= Beginning of Section =
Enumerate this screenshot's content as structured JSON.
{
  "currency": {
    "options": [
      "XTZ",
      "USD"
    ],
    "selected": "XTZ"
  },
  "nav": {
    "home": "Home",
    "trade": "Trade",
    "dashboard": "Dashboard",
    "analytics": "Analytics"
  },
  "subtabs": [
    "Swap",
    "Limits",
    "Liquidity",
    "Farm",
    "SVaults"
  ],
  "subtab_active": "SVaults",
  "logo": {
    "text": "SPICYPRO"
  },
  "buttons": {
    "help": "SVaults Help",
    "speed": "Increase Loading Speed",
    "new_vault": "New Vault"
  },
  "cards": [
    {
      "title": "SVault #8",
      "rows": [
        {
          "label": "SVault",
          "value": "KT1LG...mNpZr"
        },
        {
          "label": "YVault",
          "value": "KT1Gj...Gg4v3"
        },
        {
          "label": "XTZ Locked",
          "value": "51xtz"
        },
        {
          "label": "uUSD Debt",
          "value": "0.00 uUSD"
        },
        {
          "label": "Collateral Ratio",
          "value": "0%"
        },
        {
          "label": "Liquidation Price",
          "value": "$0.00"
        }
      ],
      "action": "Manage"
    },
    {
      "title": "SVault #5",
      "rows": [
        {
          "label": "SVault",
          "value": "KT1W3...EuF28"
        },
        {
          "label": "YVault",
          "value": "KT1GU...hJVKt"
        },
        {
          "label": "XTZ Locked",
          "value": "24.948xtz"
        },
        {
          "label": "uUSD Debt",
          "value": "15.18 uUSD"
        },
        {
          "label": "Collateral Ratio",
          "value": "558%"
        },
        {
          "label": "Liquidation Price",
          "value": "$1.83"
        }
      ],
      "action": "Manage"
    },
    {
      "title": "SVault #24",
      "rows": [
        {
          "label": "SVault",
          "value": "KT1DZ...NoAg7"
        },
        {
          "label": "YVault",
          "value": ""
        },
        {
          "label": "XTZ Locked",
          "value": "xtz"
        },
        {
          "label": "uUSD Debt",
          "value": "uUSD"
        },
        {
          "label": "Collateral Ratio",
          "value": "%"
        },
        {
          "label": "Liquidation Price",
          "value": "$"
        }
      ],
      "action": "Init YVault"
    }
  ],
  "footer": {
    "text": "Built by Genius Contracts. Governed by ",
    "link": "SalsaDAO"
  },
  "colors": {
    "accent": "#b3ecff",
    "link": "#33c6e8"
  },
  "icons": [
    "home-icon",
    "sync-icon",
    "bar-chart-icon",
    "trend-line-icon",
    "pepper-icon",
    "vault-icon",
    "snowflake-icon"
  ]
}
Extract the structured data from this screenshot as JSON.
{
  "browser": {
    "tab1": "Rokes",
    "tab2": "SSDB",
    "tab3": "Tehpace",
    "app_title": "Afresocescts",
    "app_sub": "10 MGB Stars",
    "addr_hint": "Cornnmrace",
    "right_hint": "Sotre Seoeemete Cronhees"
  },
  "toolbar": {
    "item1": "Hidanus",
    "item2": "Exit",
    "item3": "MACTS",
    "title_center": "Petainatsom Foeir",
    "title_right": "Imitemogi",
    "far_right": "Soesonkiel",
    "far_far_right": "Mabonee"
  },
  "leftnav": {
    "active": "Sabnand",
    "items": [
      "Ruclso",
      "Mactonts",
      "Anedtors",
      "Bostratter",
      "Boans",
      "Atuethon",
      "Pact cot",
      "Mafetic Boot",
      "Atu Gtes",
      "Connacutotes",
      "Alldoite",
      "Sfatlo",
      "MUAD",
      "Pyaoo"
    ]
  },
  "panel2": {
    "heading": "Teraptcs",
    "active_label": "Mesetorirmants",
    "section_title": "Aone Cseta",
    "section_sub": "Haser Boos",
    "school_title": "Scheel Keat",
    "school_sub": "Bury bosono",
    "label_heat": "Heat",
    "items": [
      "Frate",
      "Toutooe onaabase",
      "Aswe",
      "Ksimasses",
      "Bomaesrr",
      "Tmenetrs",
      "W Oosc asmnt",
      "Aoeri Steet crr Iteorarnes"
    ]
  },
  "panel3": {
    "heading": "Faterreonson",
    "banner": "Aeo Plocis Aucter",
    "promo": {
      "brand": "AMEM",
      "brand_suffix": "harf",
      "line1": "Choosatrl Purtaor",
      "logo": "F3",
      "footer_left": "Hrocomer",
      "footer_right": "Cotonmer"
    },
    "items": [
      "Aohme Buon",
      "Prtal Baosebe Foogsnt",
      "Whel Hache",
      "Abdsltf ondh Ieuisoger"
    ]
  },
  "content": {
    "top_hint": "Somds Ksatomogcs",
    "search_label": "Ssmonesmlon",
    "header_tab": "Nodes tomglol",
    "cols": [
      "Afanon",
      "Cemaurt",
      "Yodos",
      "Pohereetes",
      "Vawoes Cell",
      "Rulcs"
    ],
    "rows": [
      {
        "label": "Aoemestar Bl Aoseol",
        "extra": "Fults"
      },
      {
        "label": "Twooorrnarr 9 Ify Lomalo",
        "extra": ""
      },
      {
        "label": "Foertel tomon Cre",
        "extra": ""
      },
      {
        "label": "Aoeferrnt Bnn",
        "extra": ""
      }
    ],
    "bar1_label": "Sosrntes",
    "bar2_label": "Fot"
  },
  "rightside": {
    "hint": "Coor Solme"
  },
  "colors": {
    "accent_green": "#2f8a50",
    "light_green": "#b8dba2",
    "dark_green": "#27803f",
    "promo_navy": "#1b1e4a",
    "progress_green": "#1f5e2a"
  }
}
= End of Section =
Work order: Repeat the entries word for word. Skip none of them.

Response area:
Enumerate this screenshot's content as structured JSON.
{
  "currency": {
    "options": [
      "XTZ",
      "USD"
    ],
    "selected": "XTZ"
  },
  "nav": {
    "home": "Home",
    "trade": "Trade",
    "dashboard": "Dashboard",
    "analytics": "Analytics"
  },
  "subtabs": [
    "Swap",
    "Limits",
    "Liquidity",
    "Farm",
    "SVaults"
  ],
  "subtab_active": "SVaults",
  "logo": {
    "text": "SPICYPRO"
  },
  "buttons": {
    "help": "SVaults Help",
    "speed": "Increase Loading Speed",
    "new_vault": "New Vault"
  },
  "cards": [
    {
      "title": "SVault #8",
      "rows": [
        {
          "label": "SVault",
          "value": "KT1LG...mNpZr"
        },
        {
          "label": "YVault",
          "value": "KT1Gj...Gg4v3"
        },
        {
          "label": "XTZ Locked",
          "value": "51xtz"
        },
        {
          "label": "uUSD Debt",
          "value": "0.00 uUSD"
        },
        {
          "label": "Collateral Ratio",
          "value": "0%"
        },
        {
          "label": "Liquidation Price",
          "value": "$0.00"
        }
      ],
      "action": "Manage"
    },
    {
      "title": "SVault #5",
      "rows": [
        {
          "label": "SVault",
          "value": "KT1W3...EuF28"
        },
        {
          "label": "YVault",
          "value": "KT1GU...hJVKt"
        },
        {
          "label": "XTZ Locked",
          "value": "24.948xtz"
        },
        {
          "label": "uUSD Debt",
          "value": "15.18 uUSD"
        },
        {
          "label": "Collateral Ratio",
          "value": "558%"
        },
        {
          "label": "Liquidation Price",
          "value": "$1.83"
        }
      ],
      "action": "Manage"
    },
    {
      "title": "SVault #24",
      "rows": [
        {
          "label": "SVault",
          "value": "KT1DZ...NoAg7"
        },
        {
          "label": "YVault",
          "value": ""
        },
        {
          "label": "XTZ Locked",
          "value": "xtz"
        },
        {
          "label": "uUSD Debt",
          "value": "uUSD"
        },
        {
          "label": "Collateral Ratio",
          "value": "%"
        },
        {
          "label": "Liquidation Price",
          "value": "$"
        }
      ],
      "action": "Init YVault"
    }
  ],
  "footer": {
    "text": "Built by Genius Contracts. Governed by ",
    "link": "SalsaDAO"
  },
  "colors": {
    "accent": "#b3ecff",
    "link": "#33c6e8"
  },
  "icons": [
    "home-icon",
    "sync-icon",
    "bar-chart-icon",
    "trend-line-icon",
    "pepper-icon",
    "vault-icon",
    "snowflake-icon"
  ]
}
Extract the structured data from this screenshot as JSON.
{
  "browser": {
    "tab1": "Rokes",
    "tab2": "SSDB",
    "tab3": "Tehpace",
    "app_title": "Afresocescts",
    "app_sub": "10 MGB Stars",
    "addr_hint": "Cornnmrace",
    "right_hint": "Sotre Seoeemete Cronhees"
  },
  "toolbar": {
    "item1": "Hidanus",
    "item2": "Exit",
    "item3": "MACTS",
    "title_center": "Petainatsom Foeir",
    "title_right": "Imitemogi",
    "far_right": "Soesonkiel",
    "far_far_right": "Mabonee"
  },
  "leftnav": {
    "active": "Sabnand",
    "items": [
      "Ruclso",
      "Mactonts",
      "Anedtors",
      "Bostratter",
      "Boans",
      "Atuethon",
      "Pact cot",
      "Mafetic Boot",
      "Atu Gtes",
      "Connacutotes",
      "Alldoite",
      "Sfatlo",
      "MUAD",
      "Pyaoo"
    ]
  },
  "panel2": {
    "heading": "Teraptcs",
    "active_label": "Mesetorirmants",
    "section_title": "Aone Cseta",
    "section_sub": "Haser Boos",
    "school_title": "Scheel Keat",
    "school_sub": "Bury bosono",
    "label_heat": "Heat",
    "items": [
      "Frate",
      "Toutooe onaabase",
      "Aswe",
      "Ksimasses",
      "Bomaesrr",
      "Tmenetrs",
      "W Oosc asmnt",
      "Aoeri Steet crr Iteorarnes"
    ]
  },
  "panel3": {
    "heading": "Faterreonson",
    "banner": "Aeo Plocis Aucter",
    "promo": {
      "brand": "AMEM",
      "brand_suffix": "harf",
      "line1": "Choosatrl Purtaor",
      "logo": "F3",
      "footer_left": "Hrocomer",
      "footer_right": "Cotonmer"
    },
    "items": [
      "Aohme Buon",
      "Prtal Baosebe Foogsnt",
      "Whel Hache",
      "Abdsltf ondh Ieuisoger"
    ]
  },
  "content": {
    "top_hint": "Somds Ksatomogcs",
    "search_label": "Ssmonesmlon",
    "header_tab": "Nodes tomglol",
    "cols": [
      "Afanon",
      "Cemaurt",
      "Yodos",
      "Pohereetes",
      "Vawoes Cell",
      "Rulcs"
    ],
    "rows": [
      {
        "label": "Aoemestar Bl Aoseol",
        "extra": "Fults"
      },
      {
        "label": "Twooorrnarr 9 Ify Lomalo",
        "extra": ""
      },
      {
        "label": "Foertel tomon Cre",
        "extra": ""
      },
      {
        "label": "Aoeferrnt Bnn",
        "extra": ""
      }
    ],
    "bar1_label": "Sosrntes",
    "bar2_label": "Fot"
  },
  "rightside": {
    "hint": "Coor Solme"
  },
  "colors": {
    "accent_green": "#2f8a50",
    "light_green": "#b8dba2",
    "dark_green": "#27803f",
    "promo_navy": "#1b1e4a",
    "progress_green": "#1f5e2a"
  }
}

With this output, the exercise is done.